**Task objective**
Scan the data for lines with "nums" and report the count by itself.

**Input data**
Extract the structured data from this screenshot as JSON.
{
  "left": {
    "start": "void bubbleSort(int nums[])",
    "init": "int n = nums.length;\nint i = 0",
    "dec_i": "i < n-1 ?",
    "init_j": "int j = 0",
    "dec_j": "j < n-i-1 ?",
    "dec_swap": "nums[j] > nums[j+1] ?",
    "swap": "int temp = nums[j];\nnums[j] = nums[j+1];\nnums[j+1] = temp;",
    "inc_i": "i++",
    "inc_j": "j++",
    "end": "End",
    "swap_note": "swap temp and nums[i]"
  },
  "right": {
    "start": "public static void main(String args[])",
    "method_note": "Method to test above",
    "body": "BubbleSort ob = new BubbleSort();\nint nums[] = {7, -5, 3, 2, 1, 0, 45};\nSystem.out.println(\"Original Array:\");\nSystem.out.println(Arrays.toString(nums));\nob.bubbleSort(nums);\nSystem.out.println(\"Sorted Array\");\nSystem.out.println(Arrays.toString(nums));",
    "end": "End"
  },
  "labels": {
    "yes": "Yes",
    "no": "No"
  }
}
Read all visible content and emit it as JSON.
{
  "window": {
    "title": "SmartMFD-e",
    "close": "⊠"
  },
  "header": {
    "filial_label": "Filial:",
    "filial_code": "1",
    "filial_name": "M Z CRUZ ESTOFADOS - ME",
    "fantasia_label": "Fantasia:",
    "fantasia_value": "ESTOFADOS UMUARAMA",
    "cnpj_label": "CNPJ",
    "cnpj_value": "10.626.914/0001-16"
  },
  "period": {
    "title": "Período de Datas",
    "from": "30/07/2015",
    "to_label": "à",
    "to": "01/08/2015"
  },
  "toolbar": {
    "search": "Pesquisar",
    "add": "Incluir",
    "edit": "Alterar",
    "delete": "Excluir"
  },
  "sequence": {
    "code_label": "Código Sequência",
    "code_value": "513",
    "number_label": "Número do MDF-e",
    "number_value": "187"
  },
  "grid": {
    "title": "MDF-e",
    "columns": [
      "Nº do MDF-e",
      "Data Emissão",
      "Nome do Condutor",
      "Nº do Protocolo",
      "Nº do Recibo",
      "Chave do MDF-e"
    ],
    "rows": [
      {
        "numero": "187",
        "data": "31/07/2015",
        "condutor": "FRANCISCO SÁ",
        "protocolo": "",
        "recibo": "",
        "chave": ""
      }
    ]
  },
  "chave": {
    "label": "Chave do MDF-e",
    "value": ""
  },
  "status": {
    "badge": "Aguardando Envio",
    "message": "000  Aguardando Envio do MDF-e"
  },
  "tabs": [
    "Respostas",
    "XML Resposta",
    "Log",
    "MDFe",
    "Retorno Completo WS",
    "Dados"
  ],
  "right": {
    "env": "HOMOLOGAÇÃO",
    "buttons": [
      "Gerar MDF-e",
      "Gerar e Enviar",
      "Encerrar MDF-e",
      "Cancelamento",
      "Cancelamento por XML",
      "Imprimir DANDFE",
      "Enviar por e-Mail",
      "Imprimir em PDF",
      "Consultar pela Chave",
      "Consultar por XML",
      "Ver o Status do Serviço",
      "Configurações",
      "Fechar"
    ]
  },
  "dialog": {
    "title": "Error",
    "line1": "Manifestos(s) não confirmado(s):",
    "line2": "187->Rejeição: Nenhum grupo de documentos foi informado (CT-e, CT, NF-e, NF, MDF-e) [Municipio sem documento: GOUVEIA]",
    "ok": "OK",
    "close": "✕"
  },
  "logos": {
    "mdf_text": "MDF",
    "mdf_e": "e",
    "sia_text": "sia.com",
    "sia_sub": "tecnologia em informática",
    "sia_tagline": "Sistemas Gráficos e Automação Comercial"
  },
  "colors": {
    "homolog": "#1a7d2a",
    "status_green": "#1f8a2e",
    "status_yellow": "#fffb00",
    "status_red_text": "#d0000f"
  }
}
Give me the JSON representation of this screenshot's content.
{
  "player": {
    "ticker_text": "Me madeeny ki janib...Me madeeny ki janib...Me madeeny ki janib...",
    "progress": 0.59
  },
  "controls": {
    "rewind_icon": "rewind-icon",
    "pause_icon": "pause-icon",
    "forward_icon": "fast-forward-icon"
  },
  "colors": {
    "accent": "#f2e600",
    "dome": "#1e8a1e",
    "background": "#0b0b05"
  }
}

**Response box**
6